" What ?"
“ That she had chosen Sir Harry than Lord Albany."
“ And I, too,” observed Granville. “He was more suited to her. The marquess's love is more for her beauty; and so I believe she feels it; but the decisions of even the best of women are not always comprehensible; though a wish to be a marchioness may have influence with the best.”
“ Depend upon it,” said I, with a courage inspired by my genuine persuasions of her disinterestedness, 6 that consideration will never be an influencing cause for any decision of Bertha's. Lord Albany's are all brute merits; robust accomplishments, overbearing manners, athletic nerves, bodily energies ; in short, they are all of the earth, earthy.' Bertha is truly feminine ; cultivated in mind, as elegant in person; playful and arch, yet mild and dignified; full of modesty-full of sweetness; a blooming rose, a graceful myrtle ! Such union is not, nor it cannot come to good :
' But break, my heart, for I must hold my tongue."" Here I confess my firmness gave way; my bravery
failed ; I felt all the bitterness of pent-up grief forced at last to vent itself in action, and though heartily ashamed, with sighs, and a faltering voice, I confessed all my weakness—all my dismay.

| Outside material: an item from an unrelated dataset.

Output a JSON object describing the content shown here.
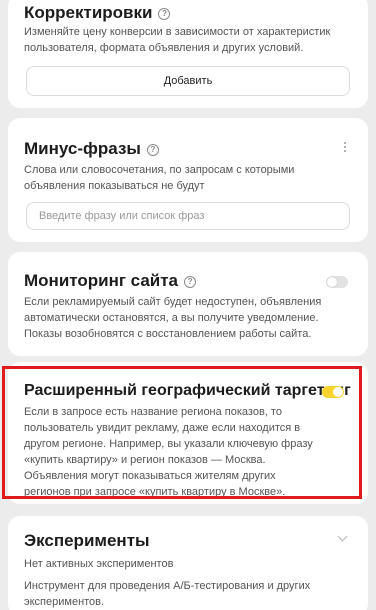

My condition affected Granville. • I had hoped," said he, “ that your assurances of recovery had been better founded, particularly after the impressions you said had been made upon you by the sage Fothergill.”

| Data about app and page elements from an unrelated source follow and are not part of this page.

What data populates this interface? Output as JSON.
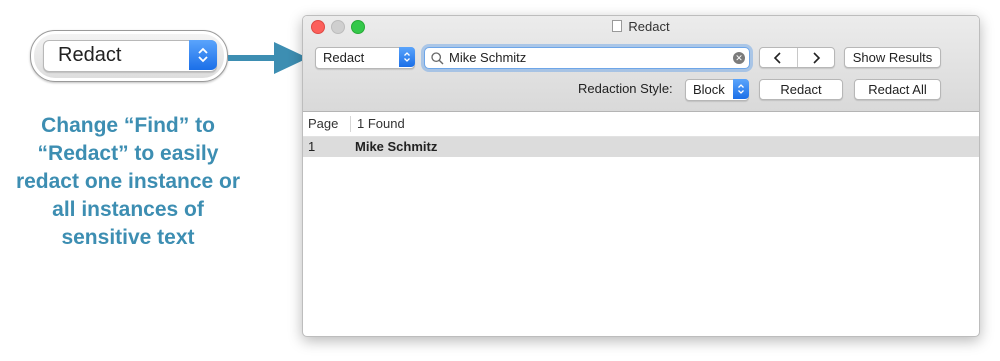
{
  "callout": {
    "popup_label": "Redact",
    "caption": "Change “Find” to “Redact” to easily redact one instance or all instances of sensitive text"
  },
  "window": {
    "title": "Redact",
    "toolbar": {
      "mode_popup_label": "Redact",
      "search_value": "Mike Schmitz",
      "show_results_label": "Show Results",
      "redaction_style_label": "Redaction Style:",
      "style_popup_label": "Block",
      "redact_label": "Redact",
      "redact_all_label": "Redact All"
    },
    "table": {
      "headers": [
        "Page",
        "1 Found"
      ],
      "rows": [
        {
          "page": "1",
          "match": "Mike Schmitz"
        }
      ]
    }
  },
  "icons": [
    "search-icon",
    "clear-search-icon",
    "chevron-left-icon",
    "chevron-right-icon",
    "popup-stepper-icon",
    "document-icon"
  ],
  "colors": {
    "caption": "#3d8eb2",
    "accent_blue": "#1b6fe8",
    "close": "#fc605b",
    "maximize": "#34c84a",
    "selected_row": "#dcdcdc"
  }
}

“ I will yet," replied I,“ rise superior to this weakness ; but who can be wise, amazed, temperate and furious, loyal and neutral, in a moment ?' I only wish that you had brought me word that the event was over; for it is easier to bear a positive evil than uncertainty. Yet you say the fact is certain."
To my surprise, Granville paused at this ; nay, hesitated and looked uneasy.

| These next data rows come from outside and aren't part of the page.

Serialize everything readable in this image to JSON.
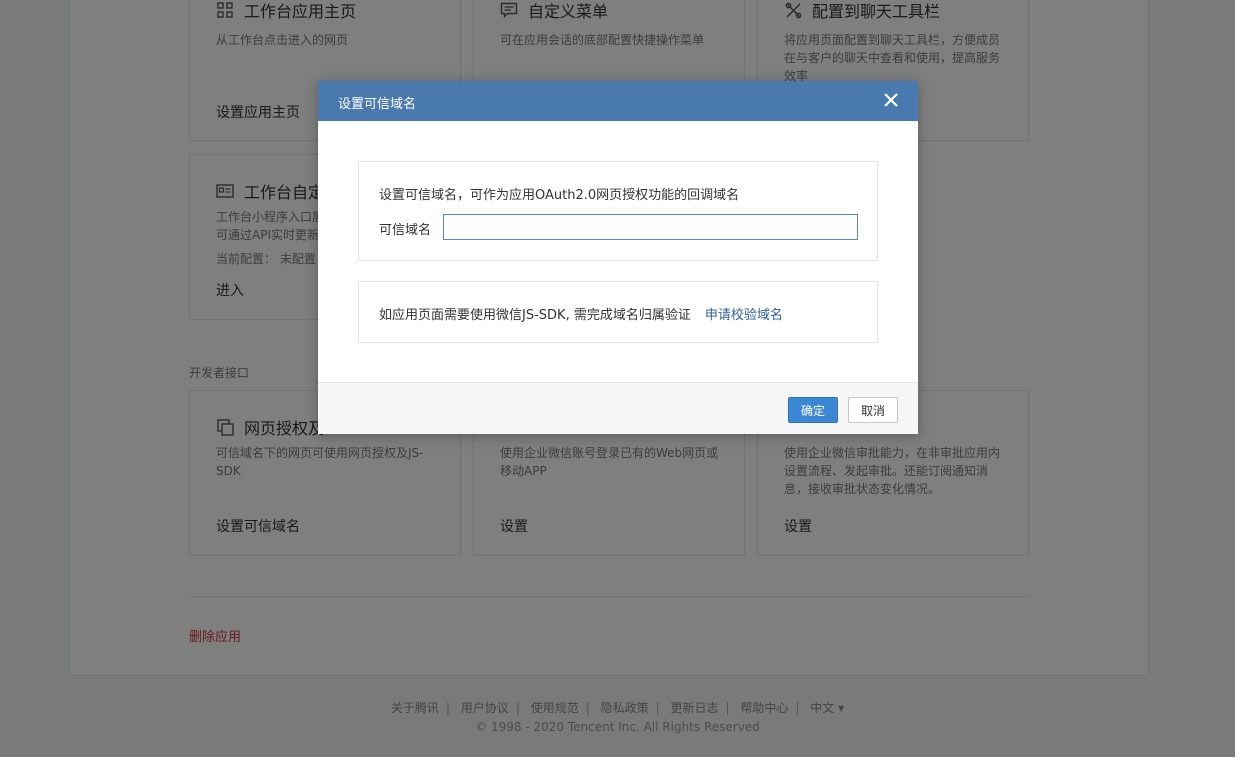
{
  "cards_row1": [
    {
      "title": "工作台应用主页",
      "desc": "从工作台点击进入的网页",
      "action": "设置应用主页",
      "icon": "grid-icon"
    },
    {
      "title": "自定义菜单",
      "desc": "可在应用会话的底部配置快捷操作菜单",
      "action": "",
      "icon": "menu-icon"
    },
    {
      "title": "配置到聊天工具栏",
      "desc": "将应用页面配置到聊天工具栏，方便成员在与客户的聊天中查看和使用，提高服务效率",
      "action": "",
      "icon": "tool-icon"
    }
  ],
  "cards_row2": [
    {
      "title": "工作台自定",
      "desc": "工作台小程序入口展\n可通过API实时更新",
      "meta_label": "当前配置：",
      "meta_value": "未配置",
      "action": "进入",
      "icon": "card-icon"
    }
  ],
  "section_label": "开发者接口",
  "cards_row3": [
    {
      "title": "网页授权及",
      "desc": "可信域名下的网页可使用网页授权及JS-SDK",
      "action": "设置可信域名",
      "icon": "copy-icon"
    },
    {
      "title": "",
      "desc": "使用企业微信账号登录已有的Web网页或移动APP",
      "action": "设置",
      "icon": ""
    },
    {
      "title": "",
      "desc": "使用企业微信审批能力，在非审批应用内设置流程、发起审批。还能订阅通知消息，接收审批状态变化情况。",
      "action": "设置",
      "icon": ""
    }
  ],
  "delete_label": "删除应用",
  "footer": {
    "links": [
      "关于腾讯",
      "用户协议",
      "使用规范",
      "隐私政策",
      "更新日志",
      "帮助中心",
      "中文 ▾"
    ],
    "copyright": "© 1998 - 2020 Tencent Inc. All Rights Reserved"
  },
  "dialog": {
    "title": "设置可信域名",
    "intro": "设置可信域名，可作为应用OAuth2.0网页授权功能的回调域名",
    "field_label": "可信域名",
    "field_value": "",
    "jssdk_text": "如应用页面需要使用微信JS-SDK, 需完成域名归属验证",
    "jssdk_link": "申请校验域名",
    "ok_label": "确定",
    "cancel_label": "取消"
  },
  "colors": {
    "header": "#4a79b0",
    "primary_button": "#3c87d4",
    "link": "#2b5f9e",
    "danger": "#d2383b"
  }
}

" I fear,” said he, “ I was not quite so correct as I ought to have been, but was misled by the firm countenance you shewed, to state a thing as certain, which was only, as I believe I expressed it, expected.”
« But there is no doubt,” cried I _" which is the same thing.”
“ Why, as to that, also," answered he, “ I ought not perhaps to pledge myself; though from Foljambe's assurances, and Bertha's civilities to the marquess ”
“ Civilities!” exclaimed I; “Gracious heaven !" So cold a return for love! And will she go to the altar with civilities—and will he accept them ?” and I own I felt disdainful. « Come,” said Granville, “ this misunderstanding, the consequence of my blunders, need not be. Bertha will never give her hand without her heart; nor could I mean to say so; all that I did mean was, that being the avowed object of the marquess's attentions, she had not withdrawn from them."
“How could she withdraw,” said I, gaining courage, “ while he was in the house ? and from your account, the offer has not yet been made.”
“Not to herself, though sufficiently announced as intended; at least so I have been assured by her brother, his bosom friend.”
“ His wish,” answered I, “ was probably father of the thought, and, after all, you may be mistaken. Bertha and Albany were never made for one another.”
- That may be a flattering unction which I would not wish you to encourage.
“ Hear me, Granville,” said I. - Whatever unction it may be, be assured it is on her account, not on my own. To pretend, or hope ever to be able to pretend, to this young lady, is not within a possibility in my own mind; and if I cannot conquer my madness, I must submit to be conquered by it, and allow it to prey upon me as it lists. But, without reference to myself, I may yet be permitted to rejoice if she escape from a man not worthy of her. Such, with all my inferiority of condition, I am bold enough to pronounce of Lord Albany, in every thing but his coronet."
“ I honour you, my good fellow, for this,” replied Granville, “ as well as for every other trait of character you have shewn throughout this unfortunate